# [Exercise]
When a line in the entries contains the word "this", copy that line in full.

# [Records shown]
_ _ _

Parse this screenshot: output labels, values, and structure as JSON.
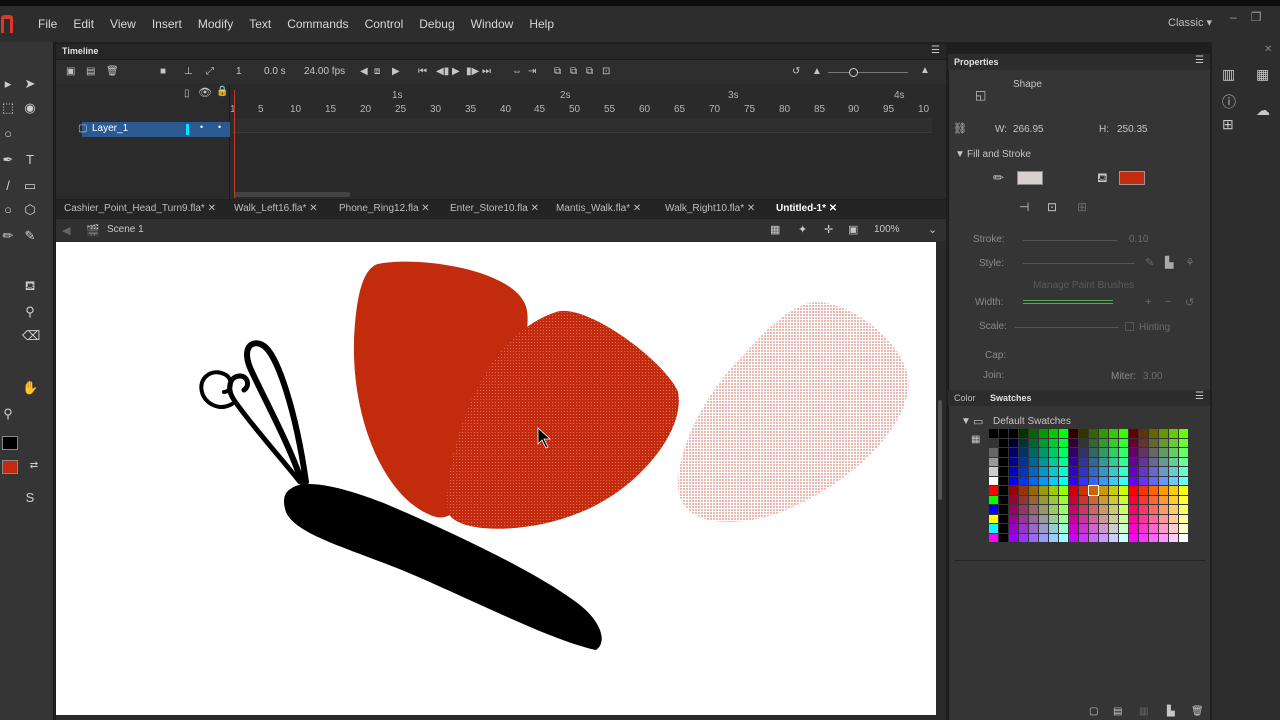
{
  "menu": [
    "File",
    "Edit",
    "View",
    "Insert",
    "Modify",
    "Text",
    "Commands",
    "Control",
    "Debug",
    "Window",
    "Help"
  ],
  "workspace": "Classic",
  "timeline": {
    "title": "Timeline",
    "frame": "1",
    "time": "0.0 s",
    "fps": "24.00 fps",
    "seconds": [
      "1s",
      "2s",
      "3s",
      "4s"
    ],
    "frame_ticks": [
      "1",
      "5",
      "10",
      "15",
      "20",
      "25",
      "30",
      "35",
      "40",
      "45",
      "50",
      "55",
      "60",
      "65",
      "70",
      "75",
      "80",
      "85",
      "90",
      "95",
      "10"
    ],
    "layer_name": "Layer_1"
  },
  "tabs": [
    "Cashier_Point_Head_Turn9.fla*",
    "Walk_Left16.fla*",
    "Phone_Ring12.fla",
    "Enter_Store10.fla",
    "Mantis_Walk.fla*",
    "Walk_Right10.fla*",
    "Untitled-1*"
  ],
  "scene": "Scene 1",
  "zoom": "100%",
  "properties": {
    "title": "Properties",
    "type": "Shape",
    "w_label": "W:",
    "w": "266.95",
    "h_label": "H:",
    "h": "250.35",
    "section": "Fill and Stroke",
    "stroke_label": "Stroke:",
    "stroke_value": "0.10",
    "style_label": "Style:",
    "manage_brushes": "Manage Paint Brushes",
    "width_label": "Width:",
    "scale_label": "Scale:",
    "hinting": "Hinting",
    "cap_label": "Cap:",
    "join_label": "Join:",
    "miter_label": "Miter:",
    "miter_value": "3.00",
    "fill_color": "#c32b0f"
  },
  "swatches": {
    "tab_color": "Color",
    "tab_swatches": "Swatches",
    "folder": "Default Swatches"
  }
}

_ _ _

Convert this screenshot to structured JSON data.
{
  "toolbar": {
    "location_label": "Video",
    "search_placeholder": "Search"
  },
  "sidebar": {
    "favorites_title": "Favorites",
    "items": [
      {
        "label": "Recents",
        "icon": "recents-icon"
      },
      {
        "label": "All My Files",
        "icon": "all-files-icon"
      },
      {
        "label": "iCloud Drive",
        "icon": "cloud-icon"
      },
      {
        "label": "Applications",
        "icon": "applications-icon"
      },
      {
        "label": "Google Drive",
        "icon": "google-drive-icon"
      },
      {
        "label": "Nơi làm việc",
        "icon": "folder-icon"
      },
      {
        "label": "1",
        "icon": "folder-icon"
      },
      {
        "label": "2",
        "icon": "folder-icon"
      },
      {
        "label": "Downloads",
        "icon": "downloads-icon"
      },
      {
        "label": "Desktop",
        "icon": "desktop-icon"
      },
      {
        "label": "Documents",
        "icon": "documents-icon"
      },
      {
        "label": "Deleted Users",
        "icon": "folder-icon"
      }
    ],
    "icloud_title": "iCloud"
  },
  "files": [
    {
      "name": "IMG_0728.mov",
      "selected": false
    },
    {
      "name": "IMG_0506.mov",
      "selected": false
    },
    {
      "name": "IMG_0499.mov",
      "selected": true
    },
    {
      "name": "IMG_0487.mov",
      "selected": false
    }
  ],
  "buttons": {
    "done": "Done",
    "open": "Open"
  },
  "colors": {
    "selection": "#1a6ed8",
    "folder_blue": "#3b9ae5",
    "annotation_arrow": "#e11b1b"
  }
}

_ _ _

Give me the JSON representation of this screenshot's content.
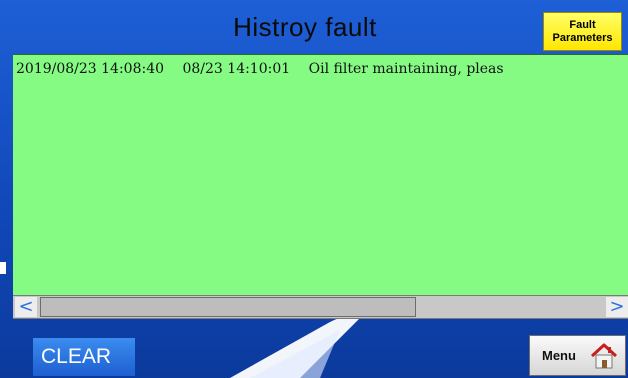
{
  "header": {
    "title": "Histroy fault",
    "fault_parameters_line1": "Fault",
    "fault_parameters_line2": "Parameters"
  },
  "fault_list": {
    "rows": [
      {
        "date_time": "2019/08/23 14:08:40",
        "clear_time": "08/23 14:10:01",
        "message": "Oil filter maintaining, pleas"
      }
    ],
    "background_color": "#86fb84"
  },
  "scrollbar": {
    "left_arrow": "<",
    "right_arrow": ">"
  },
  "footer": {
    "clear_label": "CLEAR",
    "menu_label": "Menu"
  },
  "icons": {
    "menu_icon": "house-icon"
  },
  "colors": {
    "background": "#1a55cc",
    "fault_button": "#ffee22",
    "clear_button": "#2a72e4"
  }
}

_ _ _

# [Expected output]
Parse this screenshot: output labels, values, and structure as JSON.
Convert this screenshot to structured JSON data.
Give me the JSON representation of this screenshot's content.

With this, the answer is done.